When you repeat the records, keep every word exact and drop each picture.

Excerpts from a dataset:
--- START ---

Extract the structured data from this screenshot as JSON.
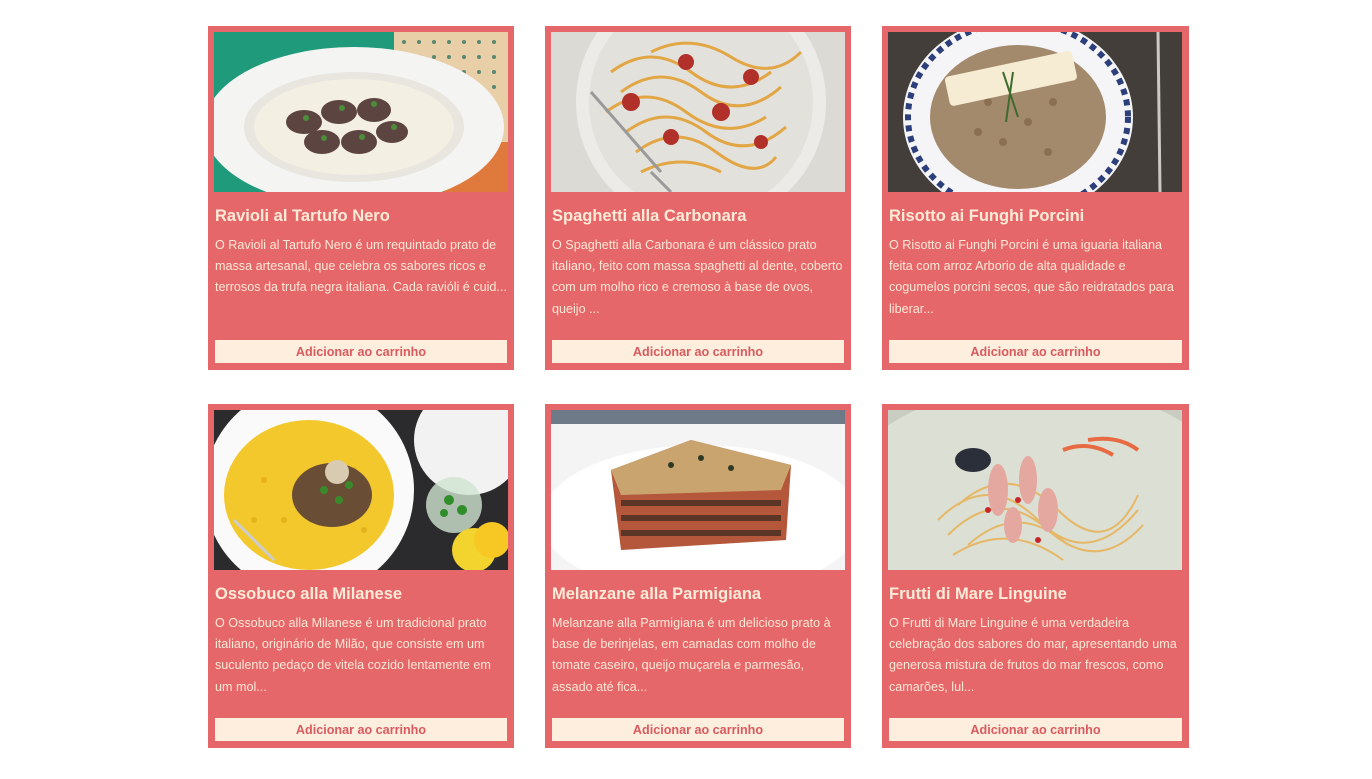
{
  "button_label": "Adicionar ao carrinho",
  "colors": {
    "card_background": "#e5676a",
    "title_text": "#fdebd8",
    "button_background": "#fdeedd",
    "button_text": "#d95a5f"
  },
  "dishes": [
    {
      "title": "Ravioli al Tartufo Nero",
      "description": "O Ravioli al Tartufo Nero é um requintado prato de massa artesanal, que celebra os sabores ricos e terrosos da trufa negra italiana. Cada ravióli é cuid..."
    },
    {
      "title": "Spaghetti alla Carbonara",
      "description": "O Spaghetti alla Carbonara é um clássico prato italiano, feito com massa spaghetti al dente, coberto com um molho rico e cremoso à base de ovos, queijo ..."
    },
    {
      "title": "Risotto ai Funghi Porcini",
      "description": "O Risotto ai Funghi Porcini é uma iguaria italiana feita com arroz Arborio de alta qualidade e cogumelos porcini secos, que são reidratados para liberar..."
    },
    {
      "title": "Ossobuco alla Milanese",
      "description": "O Ossobuco alla Milanese é um tradicional prato italiano, originário de Milão, que consiste em um suculento pedaço de vitela cozido lentamente em um mol..."
    },
    {
      "title": "Melanzane alla Parmigiana",
      "description": "Melanzane alla Parmigiana é um delicioso prato à base de berinjelas, em camadas com molho de tomate caseiro, queijo muçarela e parmesão, assado até fica..."
    },
    {
      "title": "Frutti di Mare Linguine",
      "description": "O Frutti di Mare Linguine é uma verdadeira celebração dos sabores do mar, apresentando uma generosa mistura de frutos do mar frescos, como camarões, lul..."
    }
  ]
}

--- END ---

EXERCISE OUTPUT:
Extract the structured data from this screenshot as JSON.
{
  "button_label": "Adicionar ao carrinho",
  "colors": {
    "card_background": "#e5676a",
    "title_text": "#fdebd8",
    "button_background": "#fdeedd",
    "button_text": "#d95a5f"
  },
  "dishes": [
    {
      "title": "Ravioli al Tartufo Nero",
      "description": "O Ravioli al Tartufo Nero é um requintado prato de massa artesanal, que celebra os sabores ricos e terrosos da trufa negra italiana. Cada ravióli é cuid..."
    },
    {
      "title": "Spaghetti alla Carbonara",
      "description": "O Spaghetti alla Carbonara é um clássico prato italiano, feito com massa spaghetti al dente, coberto com um molho rico e cremoso à base de ovos, queijo ..."
    },
    {
      "title": "Risotto ai Funghi Porcini",
      "description": "O Risotto ai Funghi Porcini é uma iguaria italiana feita com arroz Arborio de alta qualidade e cogumelos porcini secos, que são reidratados para liberar..."
    },
    {
      "title": "Ossobuco alla Milanese",
      "description": "O Ossobuco alla Milanese é um tradicional prato italiano, originário de Milão, que consiste em um suculento pedaço de vitela cozido lentamente em um mol..."
    },
    {
      "title": "Melanzane alla Parmigiana",
      "description": "Melanzane alla Parmigiana é um delicioso prato à base de berinjelas, em camadas com molho de tomate caseiro, queijo muçarela e parmesão, assado até fica..."
    },
    {
      "title": "Frutti di Mare Linguine",
      "description": "O Frutti di Mare Linguine é uma verdadeira celebração dos sabores do mar, apresentando uma generosa mistura de frutos do mar frescos, como camarões, lul..."
    }
  ]
}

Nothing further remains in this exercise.